436 (43. 6% renatured) at Cot = 0. 325 Ms. This Cot value was obtained from the product of t = 65 s and a Co = 5×10-3 M. You should be able to calculate a Cot1/2 value for T4 which compared with that of E coli (9. 4 Ms): , you should obtain the size of the T4 genome shown in the figure above.

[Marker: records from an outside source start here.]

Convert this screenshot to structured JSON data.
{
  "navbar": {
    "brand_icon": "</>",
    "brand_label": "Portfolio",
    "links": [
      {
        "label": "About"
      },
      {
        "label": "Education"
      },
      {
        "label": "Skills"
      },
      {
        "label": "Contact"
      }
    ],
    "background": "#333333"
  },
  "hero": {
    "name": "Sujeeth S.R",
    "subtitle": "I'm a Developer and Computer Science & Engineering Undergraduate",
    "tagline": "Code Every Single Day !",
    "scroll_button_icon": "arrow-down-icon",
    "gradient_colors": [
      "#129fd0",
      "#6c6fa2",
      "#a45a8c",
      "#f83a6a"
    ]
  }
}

You need to understand this analysis before moving on to that of a DNA (eukaryotic) of higher complexity which displays more than one renaturation transition. The difference in the Cot1/2 for T4 and E coli has nothing to do with the size of the DNA fragments that are undergoing renaturation. The DNA undergoing renaturation is of the same size. The DNA is sheared in a homogenizer to fragments that are about 450 bp in size. E coli DNA of the same physical size and concentration as that of T4 renatures more slowly since the concentration of complimentary partners is much lower.